**Work item**
Whatever lines the data contains, output all of them unchanged.

**Record excerpts**
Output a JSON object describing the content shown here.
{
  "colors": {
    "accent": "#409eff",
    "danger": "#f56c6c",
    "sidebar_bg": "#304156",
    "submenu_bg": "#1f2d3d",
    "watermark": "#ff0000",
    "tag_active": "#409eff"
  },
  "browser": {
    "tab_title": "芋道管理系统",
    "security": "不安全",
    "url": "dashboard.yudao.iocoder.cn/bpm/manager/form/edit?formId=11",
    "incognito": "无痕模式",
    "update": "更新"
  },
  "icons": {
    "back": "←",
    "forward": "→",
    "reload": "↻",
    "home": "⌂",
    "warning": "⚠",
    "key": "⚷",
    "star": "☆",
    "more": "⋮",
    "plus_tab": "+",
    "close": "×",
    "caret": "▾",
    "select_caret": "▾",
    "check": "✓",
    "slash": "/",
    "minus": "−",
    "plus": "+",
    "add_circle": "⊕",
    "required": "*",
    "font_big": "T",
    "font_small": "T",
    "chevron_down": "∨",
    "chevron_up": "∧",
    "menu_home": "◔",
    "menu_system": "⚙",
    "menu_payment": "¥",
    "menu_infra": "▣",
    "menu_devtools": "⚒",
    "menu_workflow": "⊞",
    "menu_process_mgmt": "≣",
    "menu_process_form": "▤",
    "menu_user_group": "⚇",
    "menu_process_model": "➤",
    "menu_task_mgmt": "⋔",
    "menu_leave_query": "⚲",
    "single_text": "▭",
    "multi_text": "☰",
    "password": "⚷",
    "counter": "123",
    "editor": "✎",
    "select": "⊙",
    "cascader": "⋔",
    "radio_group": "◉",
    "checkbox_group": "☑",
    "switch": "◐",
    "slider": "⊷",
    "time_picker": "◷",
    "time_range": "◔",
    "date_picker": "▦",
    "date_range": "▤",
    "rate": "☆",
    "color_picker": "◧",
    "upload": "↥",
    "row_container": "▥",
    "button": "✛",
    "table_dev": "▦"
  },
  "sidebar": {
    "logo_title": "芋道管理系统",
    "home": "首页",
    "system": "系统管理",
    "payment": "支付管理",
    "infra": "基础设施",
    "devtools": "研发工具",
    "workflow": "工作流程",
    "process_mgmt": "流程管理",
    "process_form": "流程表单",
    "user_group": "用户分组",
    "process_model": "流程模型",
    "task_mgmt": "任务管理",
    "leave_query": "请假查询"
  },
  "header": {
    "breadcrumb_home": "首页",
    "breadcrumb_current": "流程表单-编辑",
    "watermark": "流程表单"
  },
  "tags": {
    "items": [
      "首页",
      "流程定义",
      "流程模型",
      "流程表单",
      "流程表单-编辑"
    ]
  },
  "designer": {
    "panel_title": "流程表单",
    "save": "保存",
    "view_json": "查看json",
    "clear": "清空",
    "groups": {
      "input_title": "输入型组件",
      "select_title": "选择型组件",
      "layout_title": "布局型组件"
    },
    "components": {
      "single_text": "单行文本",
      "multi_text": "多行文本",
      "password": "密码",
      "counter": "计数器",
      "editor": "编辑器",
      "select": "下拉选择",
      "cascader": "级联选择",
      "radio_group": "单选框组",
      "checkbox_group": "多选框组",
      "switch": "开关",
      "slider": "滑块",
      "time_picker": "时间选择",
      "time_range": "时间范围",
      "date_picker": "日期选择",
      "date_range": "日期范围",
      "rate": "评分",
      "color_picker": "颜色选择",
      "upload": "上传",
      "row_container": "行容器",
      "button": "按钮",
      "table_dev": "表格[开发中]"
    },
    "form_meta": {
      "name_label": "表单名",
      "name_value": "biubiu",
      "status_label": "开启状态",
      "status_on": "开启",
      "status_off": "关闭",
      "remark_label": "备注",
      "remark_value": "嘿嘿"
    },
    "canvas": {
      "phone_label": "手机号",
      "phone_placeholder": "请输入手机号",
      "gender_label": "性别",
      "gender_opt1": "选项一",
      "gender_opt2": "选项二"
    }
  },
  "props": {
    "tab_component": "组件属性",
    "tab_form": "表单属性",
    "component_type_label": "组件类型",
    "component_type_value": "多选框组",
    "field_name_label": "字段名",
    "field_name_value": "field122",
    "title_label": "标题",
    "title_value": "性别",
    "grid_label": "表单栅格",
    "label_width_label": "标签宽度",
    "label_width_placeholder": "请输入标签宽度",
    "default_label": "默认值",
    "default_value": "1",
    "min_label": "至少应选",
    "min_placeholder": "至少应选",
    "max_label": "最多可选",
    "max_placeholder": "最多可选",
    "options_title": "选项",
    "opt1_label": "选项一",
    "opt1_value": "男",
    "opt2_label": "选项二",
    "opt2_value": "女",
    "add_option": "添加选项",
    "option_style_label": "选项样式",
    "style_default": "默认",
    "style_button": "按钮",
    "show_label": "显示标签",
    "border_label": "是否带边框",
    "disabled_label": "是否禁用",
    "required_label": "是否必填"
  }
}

**Your solution**
Output a JSON object describing the content shown here.
{
  "colors": {
    "accent": "#409eff",
    "danger": "#f56c6c",
    "sidebar_bg": "#304156",
    "submenu_bg": "#1f2d3d",
    "watermark": "#ff0000",
    "tag_active": "#409eff"
  },
  "browser": {
    "tab_title": "芋道管理系统",
    "security": "不安全",
    "url": "dashboard.yudao.iocoder.cn/bpm/manager/form/edit?formId=11",
    "incognito": "无痕模式",
    "update": "更新"
  },
  "icons": {
    "back": "←",
    "forward": "→",
    "reload": "↻",
    "home": "⌂",
    "warning": "⚠",
    "key": "⚷",
    "star": "☆",
    "more": "⋮",
    "plus_tab": "+",
    "close": "×",
    "caret": "▾",
    "select_caret": "▾",
    "check": "✓",
    "slash": "/",
    "minus": "−",
    "plus": "+",
    "add_circle": "⊕",
    "required": "*",
    "font_big": "T",
    "font_small": "T",
    "chevron_down": "∨",
    "chevron_up": "∧",
    "menu_home": "◔",
    "menu_system": "⚙",
    "menu_payment": "¥",
    "menu_infra": "▣",
    "menu_devtools": "⚒",
    "menu_workflow": "⊞",
    "menu_process_mgmt": "≣",
    "menu_process_form": "▤",
    "menu_user_group": "⚇",
    "menu_process_model": "➤",
    "menu_task_mgmt": "⋔",
    "menu_leave_query": "⚲",
    "single_text": "▭",
    "multi_text": "☰",
    "password": "⚷",
    "counter": "123",
    "editor": "✎",
    "select": "⊙",
    "cascader": "⋔",
    "radio_group": "◉",
    "checkbox_group": "☑",
    "switch": "◐",
    "slider": "⊷",
    "time_picker": "◷",
    "time_range": "◔",
    "date_picker": "▦",
    "date_range": "▤",
    "rate": "☆",
    "color_picker": "◧",
    "upload": "↥",
    "row_container": "▥",
    "button": "✛",
    "table_dev": "▦"
  },
  "sidebar": {
    "logo_title": "芋道管理系统",
    "home": "首页",
    "system": "系统管理",
    "payment": "支付管理",
    "infra": "基础设施",
    "devtools": "研发工具",
    "workflow": "工作流程",
    "process_mgmt": "流程管理",
    "process_form": "流程表单",
    "user_group": "用户分组",
    "process_model": "流程模型",
    "task_mgmt": "任务管理",
    "leave_query": "请假查询"
  },
  "header": {
    "breadcrumb_home": "首页",
    "breadcrumb_current": "流程表单-编辑",
    "watermark": "流程表单"
  },
  "tags": {
    "items": [
      "首页",
      "流程定义",
      "流程模型",
      "流程表单",
      "流程表单-编辑"
    ]
  },
  "designer": {
    "panel_title": "流程表单",
    "save": "保存",
    "view_json": "查看json",
    "clear": "清空",
    "groups": {
      "input_title": "输入型组件",
      "select_title": "选择型组件",
      "layout_title": "布局型组件"
    },
    "components": {
      "single_text": "单行文本",
      "multi_text": "多行文本",
      "password": "密码",
      "counter": "计数器",
      "editor": "编辑器",
      "select": "下拉选择",
      "cascader": "级联选择",
      "radio_group": "单选框组",
      "checkbox_group": "多选框组",
      "switch": "开关",
      "slider": "滑块",
      "time_picker": "时间选择",
      "time_range": "时间范围",
      "date_picker": "日期选择",
      "date_range": "日期范围",
      "rate": "评分",
      "color_picker": "颜色选择",
      "upload": "上传",
      "row_container": "行容器",
      "button": "按钮",
      "table_dev": "表格[开发中]"
    },
    "form_meta": {
      "name_label": "表单名",
      "name_value": "biubiu",
      "status_label": "开启状态",
      "status_on": "开启",
      "status_off": "关闭",
      "remark_label": "备注",
      "remark_value": "嘿嘿"
    },
    "canvas": {
      "phone_label": "手机号",
      "phone_placeholder": "请输入手机号",
      "gender_label": "性别",
      "gender_opt1": "选项一",
      "gender_opt2": "选项二"
    }
  },
  "props": {
    "tab_component": "组件属性",
    "tab_form": "表单属性",
    "component_type_label": "组件类型",
    "component_type_value": "多选框组",
    "field_name_label": "字段名",
    "field_name_value": "field122",
    "title_label": "标题",
    "title_value": "性别",
    "grid_label": "表单栅格",
    "label_width_label": "标签宽度",
    "label_width_placeholder": "请输入标签宽度",
    "default_label": "默认值",
    "default_value": "1",
    "min_label": "至少应选",
    "min_placeholder": "至少应选",
    "max_label": "最多可选",
    "max_placeholder": "最多可选",
    "options_title": "选项",
    "opt1_label": "选项一",
    "opt1_value": "男",
    "opt2_label": "选项二",
    "opt2_value": "女",
    "add_option": "添加选项",
    "option_style_label": "选项样式",
    "style_default": "默认",
    "style_button": "按钮",
    "show_label": "显示标签",
    "border_label": "是否带边框",
    "disabled_label": "是否禁用",
    "required_label": "是否必填"
  }
}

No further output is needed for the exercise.